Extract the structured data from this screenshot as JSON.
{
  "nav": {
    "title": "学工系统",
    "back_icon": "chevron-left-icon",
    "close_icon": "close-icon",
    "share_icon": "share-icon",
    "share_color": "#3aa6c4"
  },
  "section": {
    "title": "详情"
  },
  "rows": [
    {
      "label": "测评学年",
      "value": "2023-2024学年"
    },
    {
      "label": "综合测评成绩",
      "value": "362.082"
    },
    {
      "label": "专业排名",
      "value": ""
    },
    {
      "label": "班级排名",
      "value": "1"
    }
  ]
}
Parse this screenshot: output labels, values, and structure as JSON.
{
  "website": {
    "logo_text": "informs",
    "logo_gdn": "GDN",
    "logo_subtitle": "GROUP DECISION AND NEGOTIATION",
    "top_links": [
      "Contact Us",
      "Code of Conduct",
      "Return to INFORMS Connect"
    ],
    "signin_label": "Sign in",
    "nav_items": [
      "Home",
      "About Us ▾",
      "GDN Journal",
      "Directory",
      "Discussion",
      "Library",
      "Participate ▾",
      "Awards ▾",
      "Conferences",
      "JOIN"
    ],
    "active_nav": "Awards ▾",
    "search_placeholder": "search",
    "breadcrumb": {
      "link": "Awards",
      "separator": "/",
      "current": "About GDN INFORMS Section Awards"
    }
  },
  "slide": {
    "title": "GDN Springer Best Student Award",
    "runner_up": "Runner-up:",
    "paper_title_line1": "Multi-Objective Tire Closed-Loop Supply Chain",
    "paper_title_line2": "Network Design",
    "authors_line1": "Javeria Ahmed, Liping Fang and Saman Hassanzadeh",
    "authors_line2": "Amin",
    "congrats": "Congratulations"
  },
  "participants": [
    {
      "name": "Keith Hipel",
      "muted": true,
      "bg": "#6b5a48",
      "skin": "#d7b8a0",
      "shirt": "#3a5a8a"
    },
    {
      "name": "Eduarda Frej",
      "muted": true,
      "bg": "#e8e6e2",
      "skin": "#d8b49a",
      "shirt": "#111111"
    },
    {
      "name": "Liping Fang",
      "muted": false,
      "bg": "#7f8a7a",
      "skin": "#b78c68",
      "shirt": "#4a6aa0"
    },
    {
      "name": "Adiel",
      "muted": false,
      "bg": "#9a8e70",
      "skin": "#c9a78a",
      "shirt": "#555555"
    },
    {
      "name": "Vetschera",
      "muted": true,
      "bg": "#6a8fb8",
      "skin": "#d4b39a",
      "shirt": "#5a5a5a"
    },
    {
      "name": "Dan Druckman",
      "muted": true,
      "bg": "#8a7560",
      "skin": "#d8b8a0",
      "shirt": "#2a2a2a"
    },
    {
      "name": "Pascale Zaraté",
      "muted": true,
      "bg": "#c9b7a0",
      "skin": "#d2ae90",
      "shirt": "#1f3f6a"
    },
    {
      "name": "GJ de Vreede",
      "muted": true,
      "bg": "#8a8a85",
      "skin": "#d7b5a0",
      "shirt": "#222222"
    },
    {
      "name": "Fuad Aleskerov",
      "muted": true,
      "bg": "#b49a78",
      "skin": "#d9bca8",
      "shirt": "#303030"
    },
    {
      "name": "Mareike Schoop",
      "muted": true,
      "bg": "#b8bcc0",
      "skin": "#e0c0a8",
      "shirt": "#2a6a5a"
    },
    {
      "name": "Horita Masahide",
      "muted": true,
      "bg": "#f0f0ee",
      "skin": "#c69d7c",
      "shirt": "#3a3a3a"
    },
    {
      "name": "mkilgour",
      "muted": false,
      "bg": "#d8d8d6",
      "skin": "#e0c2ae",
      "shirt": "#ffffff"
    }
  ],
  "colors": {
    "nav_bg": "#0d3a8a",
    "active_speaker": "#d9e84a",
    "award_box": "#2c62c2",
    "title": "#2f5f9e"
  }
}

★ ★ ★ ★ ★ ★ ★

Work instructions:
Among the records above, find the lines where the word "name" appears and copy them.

Written reply:
      "name": "Keith Hipel",
      "name": "Eduarda Frej",
      "name": "Liping Fang",
      "name": "Adiel",
      "name": "Vetschera",
      "name": "Dan Druckman",
      "name": "Pascale Zaraté",
      "name": "GJ de Vreede",
      "name": "Fuad Aleskerov",
      "name": "Mareike Schoop",
      "name": "Horita Masahide",
      "name": "mkilgour",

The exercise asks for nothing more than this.